/---

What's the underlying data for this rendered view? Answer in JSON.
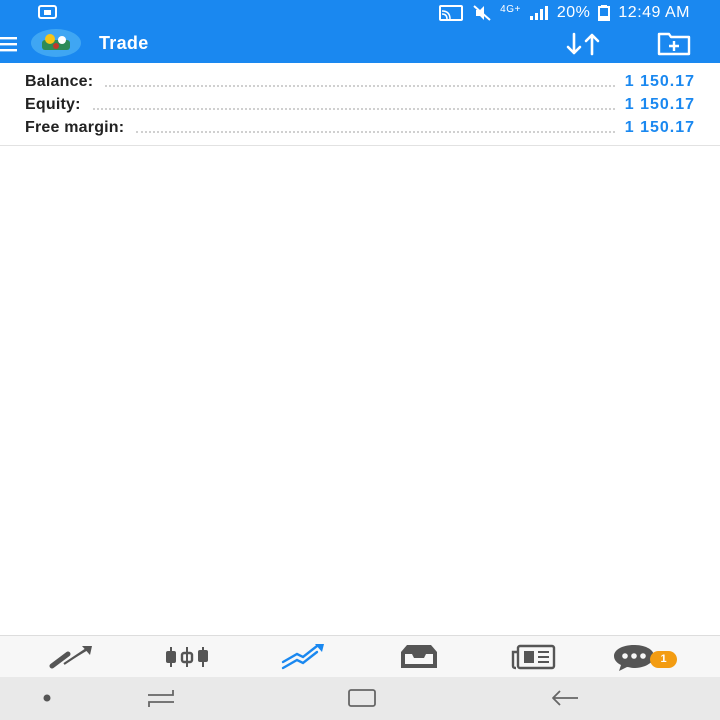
{
  "status_bar": {
    "battery": "20%",
    "time": "12:49 AM",
    "network": "4G+"
  },
  "app_bar": {
    "title": "Trade",
    "icons": [
      "menu-icon",
      "app-logo",
      "sort-icon",
      "new-order-icon"
    ]
  },
  "account": {
    "rows": [
      {
        "label": "Balance:",
        "value": "1 150.17"
      },
      {
        "label": "Equity:",
        "value": "1 150.17"
      },
      {
        "label": "Free margin:",
        "value": "1 150.17"
      }
    ]
  },
  "bottom_nav": {
    "items": [
      "quotes-icon",
      "chart-icon",
      "trade-icon",
      "history-icon",
      "news-icon",
      "messages-icon"
    ],
    "active": "trade-icon",
    "messages_badge": "1"
  },
  "colors": {
    "accent": "#1a88f0",
    "badge": "#f39c12",
    "icon_gray": "#555555"
  }
}
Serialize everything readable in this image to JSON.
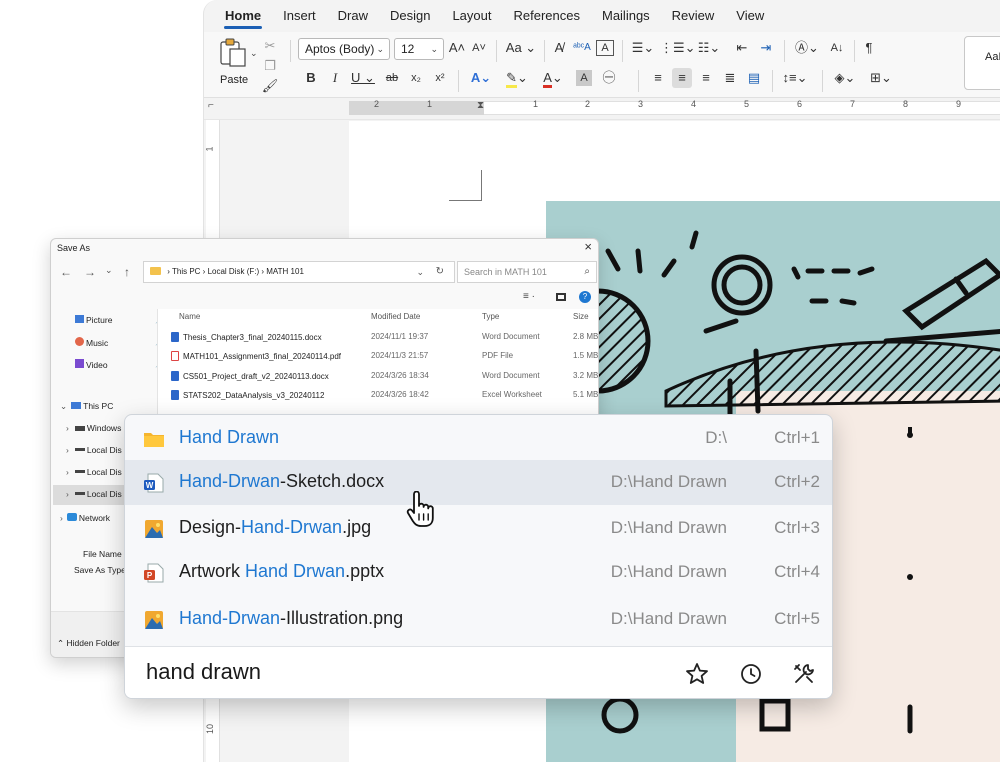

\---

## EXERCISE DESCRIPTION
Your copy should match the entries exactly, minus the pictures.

## COMPLETED EXERCISE
What's the underlying data for this rendered view? Answer in JSON.
{
  "status_bar": {
    "battery": "20%",
    "time": "12:49 AM",
    "network": "4G+"
  },
  "app_bar": {
    "title": "Trade",
    "icons": [
      "menu-icon",
      "app-logo",
      "sort-icon",
      "new-order-icon"
    ]
  },
  "account": {
    "rows": [
      {
        "label": "Balance:",
        "value": "1 150.17"
      },
      {
        "label": "Equity:",
        "value": "1 150.17"
      },
      {
        "label": "Free margin:",
        "value": "1 150.17"
      }
    ]
  },
  "bottom_nav": {
    "items": [
      "quotes-icon",
      "chart-icon",
      "trade-icon",
      "history-icon",
      "news-icon",
      "messages-icon"
    ],
    "active": "trade-icon",
    "messages_badge": "1"
  },
  "colors": {
    "accent": "#1a88f0",
    "badge": "#f39c12",
    "icon_gray": "#555555"
  }
}
Serialize everything readable in this image to JSON.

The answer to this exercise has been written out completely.